Russia docked warships in Bangladesh for the first time in five decades earlier this month and held its first joint naval exercises with Myanmar as Moscow eyes a greater role in the Indian Ocean region and looks to bolster ties with smaller countries in Asia.
Analysts say India is not averse to Russia, its old ally and largest supplier of defense equipment, stepping up its presence in its maritime neighborhood despite New Delhi’s deepening partnership with the United States, Japan and Australia to counter China’s expanding footprint in the strategic waters.
Ignoring pressure from its Western partners, New Delhi has maintained its decades-long relationship with Moscow and taken a neutral stand on the war in Ukraine.
“India has been keen for Russia to play a more active role in the Indo-Pacific because it suits New Delhi’s larger strategic goal of what it calls a multipolar global order. New Delhi believes a multipolar Asia is key to building a multipolar world,” Praveen Donthi, Senior Analyst, India, at the International Crisis Group, told VOA. “So far it has shown skill in navigating such strategic dilemmas, for instance on the Ukraine war.”
Russia’s Defense Ministry called the naval drills held with Myanmar in the Andaman Sea from November 7 to 9 “the first Russian-Myanmar naval exercise in modern history.” Two anti-submarine ships, Admiral Tributs and Admiral Panteleyev of the Russian Pacific Fleet, participated in the exercises with a frigate and a corvette from Myanmar's navy.
Days after the Myanmar drills, the same Russian warships docked at Bangladesh’s Chittagong Port in the Bay of Bengal – the first such visit in 50 years. The Russian embassy in Dhaka called it a "huge milestone for Russia-Bangladesh relations."
Russia also conducted two-day naval drills with India in the Bay of Bengal last week to “strengthen naval cooperation,” according to Russia’s Defense Ministry.
“While it may seem odd for India to welcome the presence of foreign militaries in nearby waters, India won't view Russian naval power with the same concern it would that of China,” said Michael Kugelman, Director, South Asia Institute at The Wilson Center in Washington. “India likely views this Russian presence as something that can balance out Chinese naval power in the region, making the latter less of a threat to New Delhi."
Analysts point out that China’s growing influence in the Indian Ocean in countries like Sri Lanka and Myanmar over the last decade has emerged as a major strategic headache for New Delhi, which has been engaged in a bitter military standoff with Beijing along their Himalayan border since 2020. In Sri Lanka for example, where Beijing has built the Hambantota port close to India, two Chinese research vessels that India sees as “spy ships” have docked since August last year.

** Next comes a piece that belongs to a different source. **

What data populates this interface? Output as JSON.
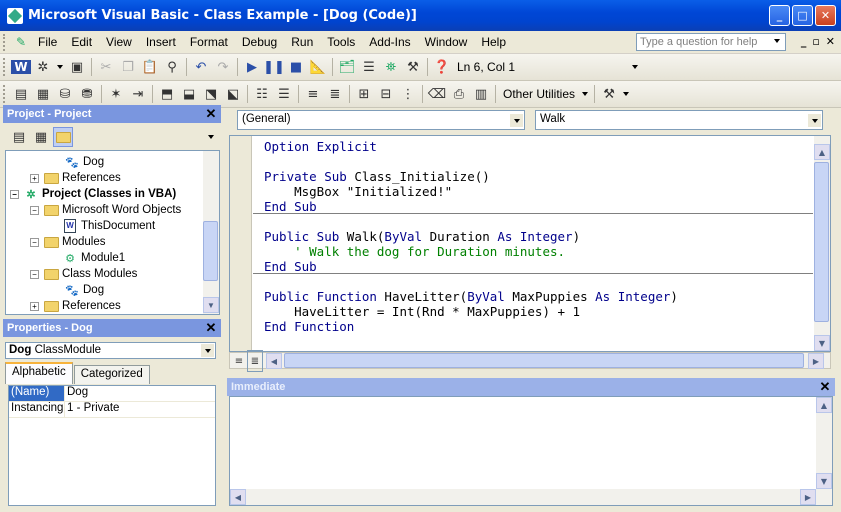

Since the military junta in Myanmar seized power in 2021, Moscow’s cooperation with it has been growing and Russia is now the second largest supplier of arms to Myanmar. The country is also a key market for other Russian exports.
Russia and Dhaka have traditionally had close ties and as Bangladesh’s government comes under pressure from the United States over its human rights record, it could draw closer to Moscow. Russia is building the country's first nuclear power plant.
“Russia is trying to demonstrate to the West that even if you try to isolate us, we have our supporters in the Global South and in Asia or Africa, we are not seen as pariahs or a country to be shunned. So that is the diplomatic message that they are giving,” pointed out Sankalp Gurjar, Assistant Professor in Geopolitics and International Relations at the Manipal Academy of Higher Education.
Analysts say the appearance of Russian warships in the Indian Ocean is also motivated by its goal to be present in all “major theaters” of the world.
“The Indian Ocean has become the main theatre for the great power rivalry between the US and China. And Moscow would like to enhance its strategic presence in the region by deepening its ties with nations in the region such as Myanmar and play a consequential role,” according to Donthi.
Other analysts agree. “It's important for Russia to show its continued capacity to project power, especially far from home. Doing so in the Indian Ocean region, where its partner China has also been increasingly present, is an added advantage for Moscow,” Kugelman said.
However, Russia’s foray into the Indian Ocean also poses a strategic dilemma for India as Moscow has been moving close to India’s bitter rival, China, since its invasion of Ukraine. That is why New Delhi will watch carefully to see what role Moscow wants to play in the Indian Ocean, which it has long viewed as its sphere of influence.
“So far, it seems Moscow simply wants to mark its presence in the eastern part of the Indian Ocean,” according to Gurjar. “However, concern arises from the fact that China’s and Russia’s naval collaboration has been deepening. In the Western Pacific for example, both countries have been holding joint exercises and both have been assertive in their posture. If that kind of collaboration gets extended to the Indian Ocean, that would present a challenge for India,” he said.